• As the No. 2 offense ground its way down the field – it converted two first downs and was able to get out of a second-and-15 and second-and-18 holes – before Lobbestael’s touchdown throw, Brandon Jones came up to help make a play on a flat pass. En route, he collided with receiver Randy Johnson and went down. The diagnosis was a sprained ankle, but no time line was given. Aire Justin also left practice with an ice bag on his left thumb, though there’s no news on how serious it is. … Linebacker Louis Bland was given the day off, allowing his knee a rest. … Linebacker Andy Mattingly and receiver Daniel Blackledge returned to practice and participated in almost every drill. … Receiver Kevin Norrell took a blow to the eye early in practice sat out a while, but his vision cleared and he was back by the end. … Alex Hoffman-Ellis was in full pads but didn’t participate in many drills. Receiver Johnny Forzani had pads on as well, but also didn’t go much. … Freshman linebacker Andre Barrington was given the OK by the NCAA Clearinghouse and was back in pads. … Ball told a Seattle radio station Barrington and cornerback Nolan Washington, both freshmen, would redshirt this year. Washington was out for a while and is wearing a yellow, no-contact jersey. … Former Cougar coach, and the guy who recruited Wulff, Jim Walden was at practice, getting ready for his job as the Cougars’ radio color man. … Freshman safety Jamal Atofau, suspended after he was arrested early Monday morning , was back at practice. “We got the details ironed out,” Wulff said.
• There were some new faces at practice, players who are eligible to join the team when school starts. Included in that group was another quarterback, Zach Gavin, along with players who were around last year, running backs Casey Thometz and Remy Martin and linebackers Andrew Kreutz, Sam Tennant and Omari Guidry, around last spring. Kicker Blake Dunn was scheduled to be a school start – only 105 players can be out before school begins – but with openings available, he came in early.
• One thing Wulff addressed, albeit briefly, was the quarterback situation. Asked if there was a chance WSU could use two quarterbacks this season, Wulff answered, “that’s always a possibility. We’ll see what happens.
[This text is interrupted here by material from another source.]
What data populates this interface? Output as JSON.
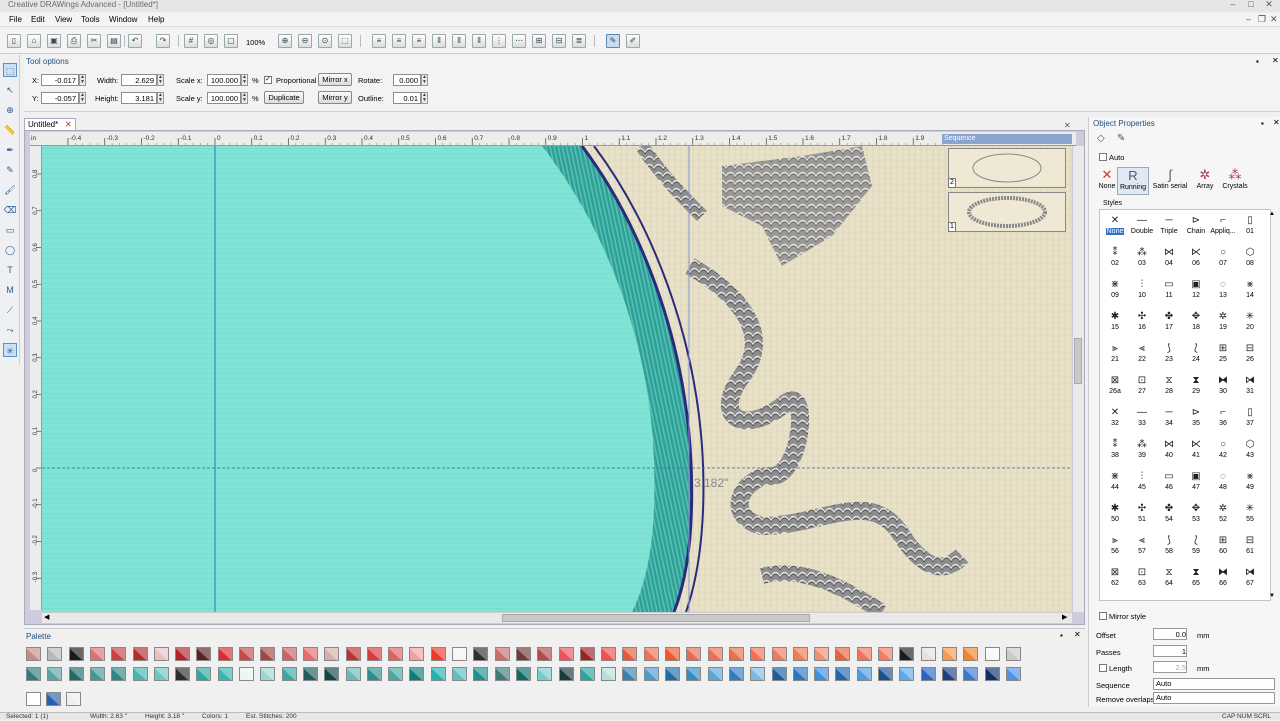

We’re still a little ways away from that. It could happen if nobody separates themselves.”
• That’s it for tonight. We’ll be back as usual tomorrow morning with our links. Until then …